Serpent D'Océan – Saint-Brevin-les-Pins, France - Atlas Obscura
Free iron-on Atlas Obscura badge when you preorder our new kids’ book. Shop now.

Saint-Brevin-les-Pins, France

Serpent D'Océan

An aluminum skeleton brings Chinese mythology to the French shore. 

Stuck in a perpetual state of decay on the French shore at Saint-Brevin-les-Pins, this massive metal sculpture is a terrifying vision with an environmental message. The beast is posed in slithering movement despite being nothing more than bones, giving the dull metal frame an unsettlingly lifelike quality.

Entitled Serpent D’Océan, the skeletal sea serpent was unveiled in 2012 as part of the Estuaire art exhibition which invites international artists to create large-scale works using the environment surrounding the Loire River between Nantes to Saint-Nazaire. The work was created by Chinese-French artist Huang Yong Ping, who used the rough iconography of China’s mythological dragons to design the 400-foot-long art monster. 

The message behind the piece seems to be one of environmental nostalgia, as though man’s mistreatment of the oceans is killing not only its life, but its very wonder and fantasy. The serpent’s curves roughly mirror the twists and turns of the nearby Saint-Nazaire bridge linking the piece to the very modern progress it seems to be speaking on. However, the work is read, the aspect that is without debate is the menace projected by the fearfully undead snake.
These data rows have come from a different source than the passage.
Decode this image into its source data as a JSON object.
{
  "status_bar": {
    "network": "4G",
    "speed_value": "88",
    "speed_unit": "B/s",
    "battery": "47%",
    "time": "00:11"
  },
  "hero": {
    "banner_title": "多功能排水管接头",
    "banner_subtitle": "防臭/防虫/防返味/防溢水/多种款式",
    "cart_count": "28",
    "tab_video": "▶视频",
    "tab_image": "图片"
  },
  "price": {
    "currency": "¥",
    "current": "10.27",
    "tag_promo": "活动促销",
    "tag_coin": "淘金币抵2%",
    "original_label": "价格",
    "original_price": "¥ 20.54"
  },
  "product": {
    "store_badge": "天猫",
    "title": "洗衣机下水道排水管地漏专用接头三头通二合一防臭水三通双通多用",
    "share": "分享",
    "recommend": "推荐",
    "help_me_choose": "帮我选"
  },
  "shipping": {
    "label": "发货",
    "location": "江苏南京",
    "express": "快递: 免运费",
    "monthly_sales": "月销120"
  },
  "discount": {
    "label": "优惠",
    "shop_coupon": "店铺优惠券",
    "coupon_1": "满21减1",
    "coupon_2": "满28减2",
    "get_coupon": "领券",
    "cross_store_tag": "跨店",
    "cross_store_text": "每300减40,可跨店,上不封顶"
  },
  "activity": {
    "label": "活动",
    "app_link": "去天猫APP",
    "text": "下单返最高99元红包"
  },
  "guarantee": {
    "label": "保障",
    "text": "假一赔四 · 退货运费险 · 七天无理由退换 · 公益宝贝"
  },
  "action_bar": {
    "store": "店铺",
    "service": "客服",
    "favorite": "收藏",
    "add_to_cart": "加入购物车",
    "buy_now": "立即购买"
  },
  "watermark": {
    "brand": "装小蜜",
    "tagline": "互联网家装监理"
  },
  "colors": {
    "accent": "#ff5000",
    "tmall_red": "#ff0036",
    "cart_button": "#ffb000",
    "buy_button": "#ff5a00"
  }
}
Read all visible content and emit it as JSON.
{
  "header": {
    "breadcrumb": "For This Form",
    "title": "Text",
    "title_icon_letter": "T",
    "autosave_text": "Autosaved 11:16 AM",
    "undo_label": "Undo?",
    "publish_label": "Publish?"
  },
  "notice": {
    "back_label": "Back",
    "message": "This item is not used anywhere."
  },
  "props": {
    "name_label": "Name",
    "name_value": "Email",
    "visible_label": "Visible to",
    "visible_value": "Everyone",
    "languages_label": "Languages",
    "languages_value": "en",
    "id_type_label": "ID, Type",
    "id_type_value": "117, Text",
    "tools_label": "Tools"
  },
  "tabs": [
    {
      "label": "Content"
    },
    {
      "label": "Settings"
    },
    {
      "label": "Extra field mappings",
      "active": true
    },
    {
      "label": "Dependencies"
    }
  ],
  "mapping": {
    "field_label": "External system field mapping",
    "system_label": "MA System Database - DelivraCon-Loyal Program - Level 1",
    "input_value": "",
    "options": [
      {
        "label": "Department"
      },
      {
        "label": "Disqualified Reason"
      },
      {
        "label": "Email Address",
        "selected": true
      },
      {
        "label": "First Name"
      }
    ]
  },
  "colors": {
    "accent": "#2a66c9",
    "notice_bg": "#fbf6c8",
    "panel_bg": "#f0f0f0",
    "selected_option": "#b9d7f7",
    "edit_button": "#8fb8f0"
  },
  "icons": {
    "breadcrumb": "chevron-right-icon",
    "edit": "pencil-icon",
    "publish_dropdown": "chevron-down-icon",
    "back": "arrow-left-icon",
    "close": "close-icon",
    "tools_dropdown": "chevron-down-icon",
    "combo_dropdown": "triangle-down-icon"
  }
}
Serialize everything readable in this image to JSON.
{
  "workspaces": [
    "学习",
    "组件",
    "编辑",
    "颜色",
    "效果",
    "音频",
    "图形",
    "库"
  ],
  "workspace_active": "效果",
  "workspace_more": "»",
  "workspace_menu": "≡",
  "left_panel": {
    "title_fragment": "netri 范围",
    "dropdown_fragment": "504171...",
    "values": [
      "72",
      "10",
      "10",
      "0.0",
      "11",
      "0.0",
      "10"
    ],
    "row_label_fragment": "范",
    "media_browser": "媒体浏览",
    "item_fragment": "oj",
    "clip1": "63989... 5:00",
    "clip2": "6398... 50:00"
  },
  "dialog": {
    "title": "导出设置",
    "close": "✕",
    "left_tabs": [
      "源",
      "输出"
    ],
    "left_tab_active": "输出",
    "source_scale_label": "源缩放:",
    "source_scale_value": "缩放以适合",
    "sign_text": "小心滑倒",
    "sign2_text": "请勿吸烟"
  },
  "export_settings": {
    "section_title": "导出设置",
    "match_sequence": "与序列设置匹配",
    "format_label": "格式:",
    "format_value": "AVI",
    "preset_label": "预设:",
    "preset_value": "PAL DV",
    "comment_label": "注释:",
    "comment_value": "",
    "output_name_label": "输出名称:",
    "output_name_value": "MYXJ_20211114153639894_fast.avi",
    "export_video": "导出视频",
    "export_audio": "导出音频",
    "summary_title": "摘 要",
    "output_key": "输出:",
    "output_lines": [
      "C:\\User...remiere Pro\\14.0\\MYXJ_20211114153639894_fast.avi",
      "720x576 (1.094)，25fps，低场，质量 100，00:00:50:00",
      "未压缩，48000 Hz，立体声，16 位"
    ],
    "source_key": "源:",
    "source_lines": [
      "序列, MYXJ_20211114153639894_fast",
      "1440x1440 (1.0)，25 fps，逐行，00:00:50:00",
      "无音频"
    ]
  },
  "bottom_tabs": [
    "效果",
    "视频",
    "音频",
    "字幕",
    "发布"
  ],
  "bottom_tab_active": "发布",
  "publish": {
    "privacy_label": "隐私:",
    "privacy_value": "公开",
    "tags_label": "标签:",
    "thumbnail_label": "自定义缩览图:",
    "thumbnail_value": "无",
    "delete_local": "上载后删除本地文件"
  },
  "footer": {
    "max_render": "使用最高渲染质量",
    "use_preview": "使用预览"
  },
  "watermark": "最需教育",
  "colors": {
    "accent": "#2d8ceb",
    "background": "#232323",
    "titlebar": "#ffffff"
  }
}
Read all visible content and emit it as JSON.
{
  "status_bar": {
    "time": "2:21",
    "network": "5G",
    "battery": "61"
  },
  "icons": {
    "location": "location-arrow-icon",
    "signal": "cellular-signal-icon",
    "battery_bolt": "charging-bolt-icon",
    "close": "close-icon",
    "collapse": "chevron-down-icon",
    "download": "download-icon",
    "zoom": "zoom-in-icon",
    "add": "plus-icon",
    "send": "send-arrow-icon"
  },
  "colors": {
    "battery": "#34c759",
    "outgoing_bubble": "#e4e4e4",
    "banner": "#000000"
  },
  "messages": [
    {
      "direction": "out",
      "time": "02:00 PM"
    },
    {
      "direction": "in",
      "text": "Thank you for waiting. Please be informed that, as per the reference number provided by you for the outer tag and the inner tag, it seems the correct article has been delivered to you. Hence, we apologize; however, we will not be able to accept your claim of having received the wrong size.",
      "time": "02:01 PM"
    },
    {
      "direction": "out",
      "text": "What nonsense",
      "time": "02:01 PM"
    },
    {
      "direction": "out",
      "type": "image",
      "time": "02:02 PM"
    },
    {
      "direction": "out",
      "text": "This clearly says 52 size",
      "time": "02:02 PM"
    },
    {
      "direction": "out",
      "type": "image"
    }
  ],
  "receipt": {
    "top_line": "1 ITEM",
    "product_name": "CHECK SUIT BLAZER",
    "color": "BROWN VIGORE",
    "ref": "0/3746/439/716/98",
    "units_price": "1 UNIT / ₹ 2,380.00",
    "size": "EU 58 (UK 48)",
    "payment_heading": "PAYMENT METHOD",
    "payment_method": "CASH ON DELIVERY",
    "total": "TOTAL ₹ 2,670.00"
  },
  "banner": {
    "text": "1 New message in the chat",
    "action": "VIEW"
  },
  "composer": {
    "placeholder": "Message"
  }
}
Given its location on the shore, the Serpent D’Océan can be seen as a strangely living creature rising from the ocean waters or a purposefully preserved skeleton held above the shallow waves depending on the level of the tide upon a given visit. But despite the changing tides, fantasy, art, and horror have rarely been so steadfastly intertwined.